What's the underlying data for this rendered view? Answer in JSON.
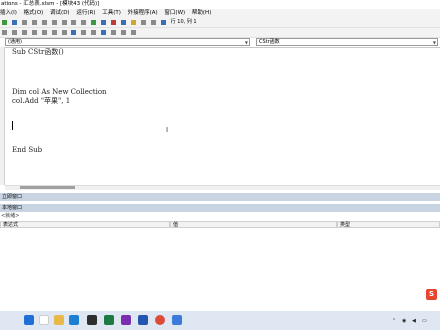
{
  "window": {
    "title": "ations - 汇总表.xlsm - [模块43 (代码)]"
  },
  "menu": [
    "插入(I)",
    "格式(O)",
    "调试(D)",
    "运行(R)",
    "工具(T)",
    "外接程序(A)",
    "窗口(W)",
    "帮助(H)"
  ],
  "toolbar": {
    "position": "行 10, 列 1"
  },
  "combos": {
    "object": "(通用)",
    "procedure": "CStr函数"
  },
  "code_lines": [
    "Sub CStr函数()",
    "Dim col As New Collection",
    "col.Add \"苹果\", 1",
    "End Sub"
  ],
  "panes": {
    "immediate": "立即窗口",
    "locals": "本地窗口",
    "locals_ctx": "<就绪>"
  },
  "watch": {
    "col_expr": "表达式",
    "col_value": "值",
    "col_type": "类型"
  },
  "taskbar": {
    "time_top": "",
    "wps_label": "S"
  },
  "colors": {
    "editor_bg": "#ffffff",
    "pane_header": "#c9d4e3",
    "taskbar_bg": "#dfe7f3"
  }
}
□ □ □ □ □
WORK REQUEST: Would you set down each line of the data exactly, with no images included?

OUTPUT OF THE TASK:
What's the underlying data for this rendered view? Answer in JSON.
{
  "window": {
    "title": "ations - 汇总表.xlsm - [模块43 (代码)]"
  },
  "menu": [
    "插入(I)",
    "格式(O)",
    "调试(D)",
    "运行(R)",
    "工具(T)",
    "外接程序(A)",
    "窗口(W)",
    "帮助(H)"
  ],
  "toolbar": {
    "position": "行 10, 列 1"
  },
  "combos": {
    "object": "(通用)",
    "procedure": "CStr函数"
  },
  "code_lines": [
    "Sub CStr函数()",
    "Dim col As New Collection",
    "col.Add \"苹果\", 1",
    "End Sub"
  ],
  "panes": {
    "immediate": "立即窗口",
    "locals": "本地窗口",
    "locals_ctx": "<就绪>"
  },
  "watch": {
    "col_expr": "表达式",
    "col_value": "值",
    "col_type": "类型"
  },
  "taskbar": {
    "time_top": "",
    "wps_label": "S"
  },
  "colors": {
    "editor_bg": "#ffffff",
    "pane_header": "#c9d4e3",
    "taskbar_bg": "#dfe7f3"
  }
}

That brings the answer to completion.